### EXERCISE DATA
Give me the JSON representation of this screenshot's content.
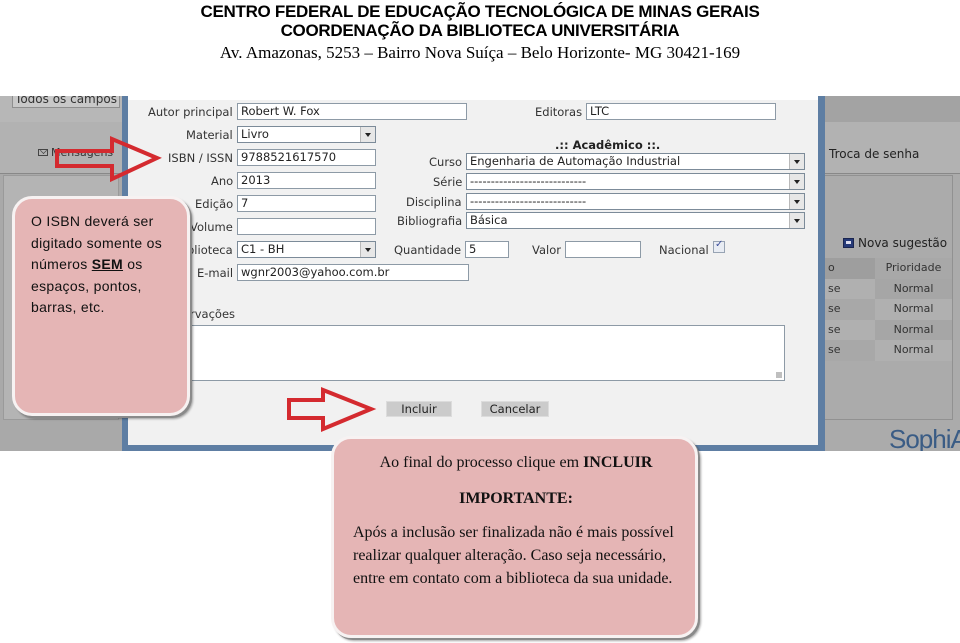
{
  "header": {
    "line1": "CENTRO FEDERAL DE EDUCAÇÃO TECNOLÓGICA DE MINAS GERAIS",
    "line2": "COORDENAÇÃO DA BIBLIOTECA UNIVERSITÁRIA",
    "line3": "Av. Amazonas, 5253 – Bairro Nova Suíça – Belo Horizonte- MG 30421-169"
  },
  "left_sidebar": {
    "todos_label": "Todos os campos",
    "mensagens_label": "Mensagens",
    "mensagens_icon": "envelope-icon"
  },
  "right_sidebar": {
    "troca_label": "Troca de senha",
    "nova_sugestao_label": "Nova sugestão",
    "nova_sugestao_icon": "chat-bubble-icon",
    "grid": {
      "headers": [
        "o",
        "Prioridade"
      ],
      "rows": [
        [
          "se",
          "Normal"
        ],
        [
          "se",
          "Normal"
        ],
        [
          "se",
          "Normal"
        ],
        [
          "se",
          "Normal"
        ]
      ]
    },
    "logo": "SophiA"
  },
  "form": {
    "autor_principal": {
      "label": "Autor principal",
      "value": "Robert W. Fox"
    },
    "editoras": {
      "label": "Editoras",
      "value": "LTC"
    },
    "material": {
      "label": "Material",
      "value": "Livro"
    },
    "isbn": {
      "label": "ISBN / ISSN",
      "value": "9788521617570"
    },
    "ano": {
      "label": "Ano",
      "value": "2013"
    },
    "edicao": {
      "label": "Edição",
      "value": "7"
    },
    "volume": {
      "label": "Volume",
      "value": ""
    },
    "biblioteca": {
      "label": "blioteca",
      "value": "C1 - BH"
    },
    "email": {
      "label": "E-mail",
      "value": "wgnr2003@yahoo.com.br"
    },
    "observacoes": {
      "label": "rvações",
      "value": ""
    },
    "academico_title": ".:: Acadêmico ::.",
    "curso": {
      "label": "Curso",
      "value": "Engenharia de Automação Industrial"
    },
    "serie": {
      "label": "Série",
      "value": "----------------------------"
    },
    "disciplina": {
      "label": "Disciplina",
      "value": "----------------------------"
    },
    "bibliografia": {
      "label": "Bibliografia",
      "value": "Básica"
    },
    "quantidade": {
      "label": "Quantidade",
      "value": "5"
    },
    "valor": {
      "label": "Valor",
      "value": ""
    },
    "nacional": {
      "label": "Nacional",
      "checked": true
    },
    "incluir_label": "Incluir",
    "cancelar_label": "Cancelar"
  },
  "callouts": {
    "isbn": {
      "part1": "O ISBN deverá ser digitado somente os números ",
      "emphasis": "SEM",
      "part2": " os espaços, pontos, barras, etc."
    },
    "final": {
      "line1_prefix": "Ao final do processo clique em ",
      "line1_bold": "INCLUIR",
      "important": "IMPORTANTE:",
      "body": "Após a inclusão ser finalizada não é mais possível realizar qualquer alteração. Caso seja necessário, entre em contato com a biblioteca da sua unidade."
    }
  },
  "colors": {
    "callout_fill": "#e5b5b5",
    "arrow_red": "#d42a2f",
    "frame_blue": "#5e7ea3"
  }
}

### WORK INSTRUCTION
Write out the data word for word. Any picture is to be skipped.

### SOLUTION
Give me the JSON representation of this screenshot's content.
{
  "header": {
    "line1": "CENTRO FEDERAL DE EDUCAÇÃO TECNOLÓGICA DE MINAS GERAIS",
    "line2": "COORDENAÇÃO DA BIBLIOTECA UNIVERSITÁRIA",
    "line3": "Av. Amazonas, 5253 – Bairro Nova Suíça – Belo Horizonte- MG 30421-169"
  },
  "left_sidebar": {
    "todos_label": "Todos os campos",
    "mensagens_label": "Mensagens",
    "mensagens_icon": "envelope-icon"
  },
  "right_sidebar": {
    "troca_label": "Troca de senha",
    "nova_sugestao_label": "Nova sugestão",
    "nova_sugestao_icon": "chat-bubble-icon",
    "grid": {
      "headers": [
        "o",
        "Prioridade"
      ],
      "rows": [
        [
          "se",
          "Normal"
        ],
        [
          "se",
          "Normal"
        ],
        [
          "se",
          "Normal"
        ],
        [
          "se",
          "Normal"
        ]
      ]
    },
    "logo": "SophiA"
  },
  "form": {
    "autor_principal": {
      "label": "Autor principal",
      "value": "Robert W. Fox"
    },
    "editoras": {
      "label": "Editoras",
      "value": "LTC"
    },
    "material": {
      "label": "Material",
      "value": "Livro"
    },
    "isbn": {
      "label": "ISBN / ISSN",
      "value": "9788521617570"
    },
    "ano": {
      "label": "Ano",
      "value": "2013"
    },
    "edicao": {
      "label": "Edição",
      "value": "7"
    },
    "volume": {
      "label": "Volume",
      "value": ""
    },
    "biblioteca": {
      "label": "blioteca",
      "value": "C1 - BH"
    },
    "email": {
      "label": "E-mail",
      "value": "wgnr2003@yahoo.com.br"
    },
    "observacoes": {
      "label": "rvações",
      "value": ""
    },
    "academico_title": ".:: Acadêmico ::.",
    "curso": {
      "label": "Curso",
      "value": "Engenharia de Automação Industrial"
    },
    "serie": {
      "label": "Série",
      "value": "----------------------------"
    },
    "disciplina": {
      "label": "Disciplina",
      "value": "----------------------------"
    },
    "bibliografia": {
      "label": "Bibliografia",
      "value": "Básica"
    },
    "quantidade": {
      "label": "Quantidade",
      "value": "5"
    },
    "valor": {
      "label": "Valor",
      "value": ""
    },
    "nacional": {
      "label": "Nacional",
      "checked": true
    },
    "incluir_label": "Incluir",
    "cancelar_label": "Cancelar"
  },
  "callouts": {
    "isbn": {
      "part1": "O ISBN deverá ser digitado somente os números ",
      "emphasis": "SEM",
      "part2": " os espaços, pontos, barras, etc."
    },
    "final": {
      "line1_prefix": "Ao final do processo clique em ",
      "line1_bold": "INCLUIR",
      "important": "IMPORTANTE:",
      "body": "Após a inclusão ser finalizada não é mais possível realizar qualquer alteração. Caso seja necessário, entre em contato com a biblioteca da sua unidade."
    }
  },
  "colors": {
    "callout_fill": "#e5b5b5",
    "arrow_red": "#d42a2f",
    "frame_blue": "#5e7ea3"
  }
}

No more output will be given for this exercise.